Backwards Parenting A Child With Pain

Brought to you by CHYP’s Parenting Blog

May 10th, 2021

By: Samantha Levy, PhD

I work with many parents who say that I tell them to do their parenting backwards when their child has pain.

What does “backwards parenting” mean?

Many, or even all, of the examples may feel counterintuitive — but there is a reason for all of them when trying to lift young people from their sick role, which is the main goal in resuming normal functioning.

This parenting style is very different from what you would do if your child had an acute injury or illness. In that situation, parents should be helpful, nurturing, and coddling.

With chronic illness or injury though, your job as a parent is to get your child back on their feet, literally and figuratively. That takes some backwards parenting!

Let Your Child Socialize Even When She Hasn’t Done Her Homework or Attended School.

Kids in pain often become isolated, either because they can’t attend school or can’t spend as much time with friends as they used to. This isolation can lead to even more anxiety and depression, which can exacerbate or prolong pain.

In addition, many kids with pain disorders have social anxiety. They’re already anxious about interacting with other kids, without the added stress of being out of the loop or having physical limitations.

Once we get the kids socializing, they often blossom, begin to feel stronger, and become more capable of doing work and attending school. Often when kids haven’t been in school or able to socialize regularly, they feel out of the loop and hesitate to resume school for this reason.

  • Staying in touch with friends is actually helpful in getting your child back to school.

A middle school client of mine did not want to go back to school because she knew her friends would be talking about gossip that she didn’t know anything about anymore. She had been fairly social before her pain disorder and was used to being in the know.

She had not been allowed to see friends because she wasn’t attending school. Her parents felt that allowing her to socialize would send the wrong message about work ethic.

She had become so isolated and worried about being out of the loop that she no longer even texted friends. She also felt that friends would not want to hang out with her because she couldn’t do much because of weakness, pain, and fatigue.
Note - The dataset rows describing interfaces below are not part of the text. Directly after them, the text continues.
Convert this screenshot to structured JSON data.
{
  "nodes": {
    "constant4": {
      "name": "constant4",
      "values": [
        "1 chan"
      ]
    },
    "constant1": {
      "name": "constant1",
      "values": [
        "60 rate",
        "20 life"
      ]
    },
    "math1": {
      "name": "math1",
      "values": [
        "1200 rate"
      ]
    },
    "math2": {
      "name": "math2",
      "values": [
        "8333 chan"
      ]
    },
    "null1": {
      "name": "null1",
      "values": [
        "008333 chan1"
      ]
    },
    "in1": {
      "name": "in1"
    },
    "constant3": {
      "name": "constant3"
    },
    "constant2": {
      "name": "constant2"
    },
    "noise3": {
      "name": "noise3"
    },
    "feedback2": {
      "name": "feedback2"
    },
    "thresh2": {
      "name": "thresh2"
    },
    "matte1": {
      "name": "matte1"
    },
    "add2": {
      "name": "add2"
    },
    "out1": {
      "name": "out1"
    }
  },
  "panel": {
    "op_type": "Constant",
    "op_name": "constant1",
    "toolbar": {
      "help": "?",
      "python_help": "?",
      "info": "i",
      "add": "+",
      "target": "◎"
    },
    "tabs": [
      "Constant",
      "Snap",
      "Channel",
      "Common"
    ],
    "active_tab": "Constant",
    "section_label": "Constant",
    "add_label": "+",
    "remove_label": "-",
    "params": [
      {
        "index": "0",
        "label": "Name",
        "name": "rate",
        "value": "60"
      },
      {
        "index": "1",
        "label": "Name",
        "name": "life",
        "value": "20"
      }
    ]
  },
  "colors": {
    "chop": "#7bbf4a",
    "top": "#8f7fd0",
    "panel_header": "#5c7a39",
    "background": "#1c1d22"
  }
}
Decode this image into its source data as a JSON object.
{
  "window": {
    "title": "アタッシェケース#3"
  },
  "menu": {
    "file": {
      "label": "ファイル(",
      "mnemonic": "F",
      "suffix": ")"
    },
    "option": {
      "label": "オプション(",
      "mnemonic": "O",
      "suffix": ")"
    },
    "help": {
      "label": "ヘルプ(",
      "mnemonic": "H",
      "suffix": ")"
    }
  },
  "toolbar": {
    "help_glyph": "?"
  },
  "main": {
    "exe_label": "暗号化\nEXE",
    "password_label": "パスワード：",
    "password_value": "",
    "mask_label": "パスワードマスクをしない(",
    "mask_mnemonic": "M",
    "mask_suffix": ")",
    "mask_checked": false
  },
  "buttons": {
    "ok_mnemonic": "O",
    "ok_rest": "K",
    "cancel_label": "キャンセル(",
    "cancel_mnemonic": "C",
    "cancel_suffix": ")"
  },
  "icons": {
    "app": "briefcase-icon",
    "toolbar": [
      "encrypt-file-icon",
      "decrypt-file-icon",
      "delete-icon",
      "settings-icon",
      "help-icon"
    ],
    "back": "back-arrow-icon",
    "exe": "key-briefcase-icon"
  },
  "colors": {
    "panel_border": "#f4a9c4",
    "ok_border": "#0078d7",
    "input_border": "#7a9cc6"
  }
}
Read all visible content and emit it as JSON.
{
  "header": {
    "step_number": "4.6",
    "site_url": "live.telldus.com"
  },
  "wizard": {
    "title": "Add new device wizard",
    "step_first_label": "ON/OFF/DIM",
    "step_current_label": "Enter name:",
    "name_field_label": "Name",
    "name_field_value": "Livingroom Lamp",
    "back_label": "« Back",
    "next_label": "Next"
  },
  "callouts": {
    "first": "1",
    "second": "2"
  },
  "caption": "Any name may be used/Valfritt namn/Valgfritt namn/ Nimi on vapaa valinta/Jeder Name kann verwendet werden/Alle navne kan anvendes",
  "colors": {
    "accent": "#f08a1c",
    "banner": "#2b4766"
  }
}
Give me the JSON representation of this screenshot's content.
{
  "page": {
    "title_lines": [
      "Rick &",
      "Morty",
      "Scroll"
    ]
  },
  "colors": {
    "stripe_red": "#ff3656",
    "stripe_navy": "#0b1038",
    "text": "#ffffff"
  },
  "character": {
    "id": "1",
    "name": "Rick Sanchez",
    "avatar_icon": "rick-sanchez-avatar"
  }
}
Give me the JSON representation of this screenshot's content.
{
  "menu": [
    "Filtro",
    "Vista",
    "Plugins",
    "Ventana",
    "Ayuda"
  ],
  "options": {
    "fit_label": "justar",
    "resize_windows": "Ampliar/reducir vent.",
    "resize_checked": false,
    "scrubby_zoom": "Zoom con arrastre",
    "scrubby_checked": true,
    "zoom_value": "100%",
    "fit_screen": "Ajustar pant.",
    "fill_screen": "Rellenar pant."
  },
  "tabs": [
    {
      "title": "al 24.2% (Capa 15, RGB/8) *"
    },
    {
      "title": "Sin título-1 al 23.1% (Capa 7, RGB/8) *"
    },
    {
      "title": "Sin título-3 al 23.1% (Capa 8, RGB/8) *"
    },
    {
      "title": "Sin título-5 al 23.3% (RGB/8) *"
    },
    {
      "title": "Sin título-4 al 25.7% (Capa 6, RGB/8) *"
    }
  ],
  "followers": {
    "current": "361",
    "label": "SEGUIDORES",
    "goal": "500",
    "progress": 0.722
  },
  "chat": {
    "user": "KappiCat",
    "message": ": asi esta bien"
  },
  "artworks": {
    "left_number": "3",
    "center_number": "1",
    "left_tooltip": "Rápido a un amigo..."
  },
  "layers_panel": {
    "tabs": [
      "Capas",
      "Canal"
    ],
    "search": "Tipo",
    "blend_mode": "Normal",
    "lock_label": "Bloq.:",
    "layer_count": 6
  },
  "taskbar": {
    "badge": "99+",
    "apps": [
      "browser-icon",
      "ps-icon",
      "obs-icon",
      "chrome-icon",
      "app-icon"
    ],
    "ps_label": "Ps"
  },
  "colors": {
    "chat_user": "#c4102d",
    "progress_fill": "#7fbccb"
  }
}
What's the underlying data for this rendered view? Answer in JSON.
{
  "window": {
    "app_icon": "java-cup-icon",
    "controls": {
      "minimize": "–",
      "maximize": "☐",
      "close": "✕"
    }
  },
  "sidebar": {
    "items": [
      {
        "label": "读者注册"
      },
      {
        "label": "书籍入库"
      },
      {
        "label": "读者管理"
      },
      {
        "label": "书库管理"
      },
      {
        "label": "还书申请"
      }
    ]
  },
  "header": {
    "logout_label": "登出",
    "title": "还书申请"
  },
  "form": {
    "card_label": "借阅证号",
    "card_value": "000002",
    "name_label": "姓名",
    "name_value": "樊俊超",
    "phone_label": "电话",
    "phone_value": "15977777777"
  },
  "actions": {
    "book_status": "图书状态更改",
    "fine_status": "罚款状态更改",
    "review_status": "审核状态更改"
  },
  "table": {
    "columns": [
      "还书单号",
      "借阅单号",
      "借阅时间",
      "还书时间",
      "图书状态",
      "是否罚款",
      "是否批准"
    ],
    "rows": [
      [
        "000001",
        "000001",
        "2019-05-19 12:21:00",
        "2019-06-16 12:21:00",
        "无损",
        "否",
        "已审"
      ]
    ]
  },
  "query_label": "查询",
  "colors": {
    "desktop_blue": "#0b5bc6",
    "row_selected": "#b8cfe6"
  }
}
  • Develop a plan for your child to gradually increase socializing.

First, I had my client start with texting friends again. From there, she played video games with friends remotely.

She moved on to asking a friend to come hang out at her house to have pizza and watch a movie — which wouldn’t require a lot of energy. Her parents would be nearby in case she didn’t feel well, which was another plus.

She increased her social circle by inviting various friends over to her house. Gradually, she began venturing out for short periods of time.

As my client increased her socializing, she became more open to reintegrating slowly back into school.

  • It’s easier to encourage school attendance if your child has friends to get help from and look forward to seeing at school.

 My client asked a friend to catch her up on the latest class gossip, and no longer worried that she would be totally out of the loop. She felt this friend would be someone she could eat lunch with, and could help her, if needed, at school.

Some of the kids at school were nice to her and patient when she had to walk slowly. Some were definitely not nice. It was difficult for her to come to terms with who her real friends were — but that was also a life lesson.

Eventually, she realized that having a small group of close friends who she could trust was better than a larger group, some of whom might leave her out or be mean to her.

My client’s parents learned that being able to see friends before she reengaged with academics actually increased her ability to attend school and do homework — backwards parenting!


Samantha Levy, Ph.D. is a clinical psychologist who received her Ph.D. from Georgia State University in the Child and Family specialty track. During her clinical child internship at UCLA in the child track, she became involved with the Pediatric Pain Program (PPP). Subsequently, she obtained her postdoctoral training with the PPP. Depending upon the case, Dr. Levy works either with whole families, individual children/teens, or parents. She employs an array of psychological orientations (e.g. CBT, play therapy, mindfulness, meditation), to help the children/teens with their pain and any accompanying emotional issues. She helps the parents and patients understand the connections between the physical pain and emotional difficulties (mind/body connection). She teaches parenting skills and helps parents make plans to facilitate change in their children, such as in their difficult struggle to give their children the courage to begin functioning more fully in the world once again. Dr. Levy is open to conducting child, teen and parent support groups when there is interest. Dr. Levy is a member of CHYP’s Clinical Advisory Board.